Wednesday, July 8, 1998

Beyond a Lifetime

          The ocean sparkled with diamonds of sunlight.  A warm breeze stirred the ends of the towel draped across my shoulders.  I stood just beyond where the sand was wet by the tide, and heard the lap-lap of waves as they diminished onto the shore.  I watched his head bob like a distant beach ball in the water.

          "Daddy!" I called, "don't go out so far!  Daddy!"  But the sea noises swallowed my words.

          I watched and worried until he turned and started to swim back to shore.  I saw his arms alternate above the water in quick, powerful strokes.  Only then did I spread my towel on the sand and sit down to catch the rays of sun.
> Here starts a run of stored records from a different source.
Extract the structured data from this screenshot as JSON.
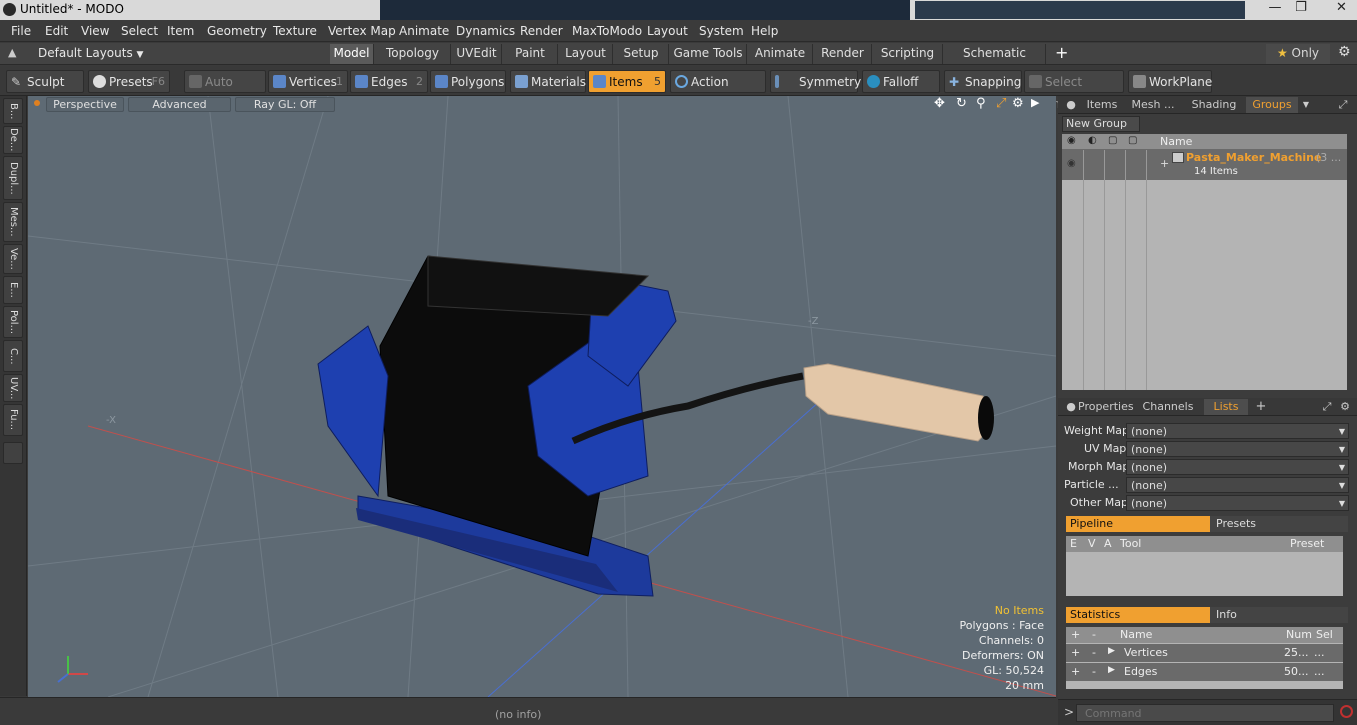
{
  "window": {
    "title": "Untitled* - MODO",
    "controls": [
      "minimize",
      "maximize",
      "close"
    ]
  },
  "menu": [
    "File",
    "Edit",
    "View",
    "Select",
    "Item",
    "Geometry",
    "Texture",
    "Vertex Map",
    "Animate",
    "Dynamics",
    "Render",
    "MaxToModo",
    "Layout",
    "System",
    "Help"
  ],
  "layoutbar": {
    "layouts_label": "Default Layouts",
    "tabs": [
      "Model",
      "Topology",
      "UVEdit",
      "Paint",
      "Layout",
      "Setup",
      "Game Tools",
      "Animate",
      "Render",
      "Scripting",
      "Schematic Fusion"
    ],
    "active_tab": "Model",
    "only_label": "Only"
  },
  "toolbar": {
    "sculpt": "Sculpt",
    "presets": "Presets",
    "presets_key": "F6",
    "auto_select": "Auto Select",
    "vertices": "Vertices",
    "vertices_key": "1",
    "edges": "Edges",
    "edges_key": "2",
    "polygons": "Polygons",
    "materials": "Materials",
    "items": "Items",
    "items_key": "5",
    "action_center": "Action Center",
    "symmetry": "Symmetry",
    "falloff": "Falloff",
    "snapping": "Snapping",
    "select_through": "Select Through",
    "workplane": "WorkPlane"
  },
  "left_tabs": [
    "B...",
    "De...",
    "Dupl...",
    "Mes...",
    "Ve...",
    "E...",
    "Pol...",
    "C...",
    "UV...",
    "Fu..."
  ],
  "viewport": {
    "view_mode": "Perspective",
    "shading": "Advanced",
    "raygl": "Ray GL: Off",
    "axis_labels": {
      "neg_z": "-Z",
      "neg_x": "-X"
    },
    "hud": {
      "no_items": "No Items",
      "polygons": "Polygons : Face",
      "channels": "Channels: 0",
      "deformers": "Deformers: ON",
      "gl": "GL: 50,524",
      "scale": "20 mm"
    },
    "colors": {
      "background": "#5e6a74",
      "body": "#1e3ea8",
      "handle": "#e3c7a8"
    }
  },
  "status": {
    "info": "(no info)"
  },
  "groups_panel": {
    "tabs": [
      "Items",
      "Mesh ...",
      "Shading",
      "Groups"
    ],
    "active_tab": "Groups",
    "new_group": "New Group",
    "col_name": "Name",
    "group_name": "Pasta_Maker_Machine",
    "group_suffix": "(3 ...",
    "group_count": "14 Items"
  },
  "props_panel": {
    "tabs": [
      "Properties",
      "Channels",
      "Lists"
    ],
    "active_tab": "Lists",
    "maps": [
      {
        "label": "Weight Map",
        "value": "(none)"
      },
      {
        "label": "UV Map",
        "value": "(none)"
      },
      {
        "label": "Morph Map",
        "value": "(none)"
      },
      {
        "label": "Particle",
        "label2": "...",
        "value": "(none)"
      },
      {
        "label": "Other Map",
        "value": "(none)"
      }
    ],
    "pipeline": "Pipeline",
    "presets": "Presets",
    "pipeline_cols": [
      "E",
      "V",
      "A",
      "Tool",
      "Preset"
    ],
    "statistics": "Statistics",
    "info": "Info",
    "stats_cols": [
      "+",
      "-",
      "Name",
      "Num",
      "Sel"
    ],
    "stats_rows": [
      {
        "plus": "+",
        "minus": "-",
        "name": "Vertices",
        "num": "25...",
        "sel": "..."
      },
      {
        "plus": "+",
        "minus": "-",
        "name": "Edges",
        "num": "50...",
        "sel": "..."
      }
    ]
  },
  "command": {
    "prompt": ">",
    "placeholder": "Command"
  }
}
          He was smiling as he stood and shook his arms to dry them, and climbed up from water's edge.

          "Che volevi?" he asked.  ["What did you want?"]

          So he HAD heard me after all.  I suspect now in retrospect that my concern pleased him, although he feigned indifference.  I can still see that little half-smile of his, as though he had a secret known to him alone.

          Oh yes, I know my worry for him pleased him.  I also know that he knew I was proud of him as he was of me.  I was reared at a time when daughters were seldom given reason to think they knew anything or were much to look at.  "Don't tell your girls they are pretty," I once heard my grandmother tell my mother, "or they'll grow up conceited."  I think it was the prevailing philosophy of the time -- keep them humble.  Thank goodness my father did not subscribe to it.

          When I was very young, he liked to show me off.  How my poor mother must have cringed at his inflicting my performances on friends!

          To this day, I remember in its entirety, the Italian Christmas poem he taught me when I was no more than three or four, and I remember, too, how he delighted in my reciting it.

          I see the scene still.  It was summer, and I wore a white and red sundress and little white shoes.  Louie and Sis were visiting for dinner.  It was a warm evening, and we were to eat on the back porch.  While Mother prepared the meal in the kitchen, Daddy perched me on the table on the porch and had me spout poetry.   Louie and Daddy were best friends.  I knew this even then, because Sis and Louie had given me a maple highchair when I was born, and in those Depression Days, a highchair was no mean gift.  Mommy had said so.  They were such good friends, in fact, that they smiled as I recited on and on.  "E Natale.  Si!  E Natale....,"  ["It's Christmas.  Yes!  It's Christmas...."] and Daddy, dear Daddy, was oblivious to their boredom.

          Reminiscing about my father makes me smile.  I remember the year, my eighth one, that he taught me to ride a bike.  He bought me the bicyle a few days before we drove to Ocean City, New Jersey, for a week-long vacation.  As he strapped it on our old green Chevie, I didn't say so, but I figured it would take me the whole week to learn, and that we wouldn't have any time left to ride the Boardwalk together.  "Maybe next year," I thought, but I was wrong.

          The trip to the Jersey Shore was up one mountain and down another.  The scenery was lovelier than the turnpike trip of today, but it took a good ten hours.  Mother never learned to drive, so Dad drove the whole way, with me and my younger sister sometimes singing, sometimes fighting, sometimes sleeping in the back seat.

          The very next day, Dad wakened me at six.

          "Time for the bike lesson," he said.

          All morning long, he had me ride up the alley behind our rented cottage, and back down the alley again.  "Go on, go on," he said.  "Pedal!  Pedal!  I've got a hold of the back of the seat.  Pedal!  Pedal!  I've got you!.""

          "But you'll let go," I whined, and sure enough, he did, and I went off, curvy-durvy up the alley, knocking down neighboring cottages' garbage cans all the way.

          "Keep going!  Keep going!" he shouted.  "Pedal!  Pedal!"  And of course, finally, the bike tipped over.

          I got up and brushed cinders from me.  "You said you had a hold of the seat!"  I accused.

          "I did," he said, "and then I let go.  How will you learn to bike-ride if I have to run behind you holding the seat the rest of your life?  Now come on.  Set those garbage cans straight and come back and we'll do the same thing again."

          And so we did, over and over and over.  Soon I was knocking down only every third garbage can, and finally, none.

          "Okay," Dad said, "I'm proud of you.  Tomorrow morning at six we ride the Boardwalk.  I'll rent a bike for me for the week."

          The next morning, my tail-end was so sore, I could hardly get back on the bike, but I did, and it was worth it.  My father and I rode the length of the Boardwalk and back, and then stopped for breakfast -- just the two of us.  We did that every day, the rest of the week.


          There are many other stories about Dad that surface in my mind, and I relate them often.  So long as he lives in memory, he lives.  If this is the sum and substance of immortality, isn't that enough?